## Instructions to follow
Return every line from the records below that has the word "public".

·····

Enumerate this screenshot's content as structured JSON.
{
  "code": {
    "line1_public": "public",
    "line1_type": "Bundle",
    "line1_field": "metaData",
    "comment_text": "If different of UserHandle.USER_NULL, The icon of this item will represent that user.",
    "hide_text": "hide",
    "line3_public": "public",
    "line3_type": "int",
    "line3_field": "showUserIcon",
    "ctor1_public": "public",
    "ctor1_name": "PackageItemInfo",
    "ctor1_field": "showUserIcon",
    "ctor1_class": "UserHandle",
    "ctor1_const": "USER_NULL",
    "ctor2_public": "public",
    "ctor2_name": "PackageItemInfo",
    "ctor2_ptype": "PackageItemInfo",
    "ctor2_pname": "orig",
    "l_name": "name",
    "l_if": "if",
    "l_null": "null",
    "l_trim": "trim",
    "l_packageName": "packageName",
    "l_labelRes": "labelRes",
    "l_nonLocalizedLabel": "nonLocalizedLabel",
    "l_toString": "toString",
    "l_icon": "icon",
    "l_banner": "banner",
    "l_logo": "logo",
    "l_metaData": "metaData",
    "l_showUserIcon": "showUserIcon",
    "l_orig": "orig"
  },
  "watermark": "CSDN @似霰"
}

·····

## Your solution
    "line1_public": "public",
    "line3_public": "public",
    "ctor1_public": "public",
    "ctor2_public": "public",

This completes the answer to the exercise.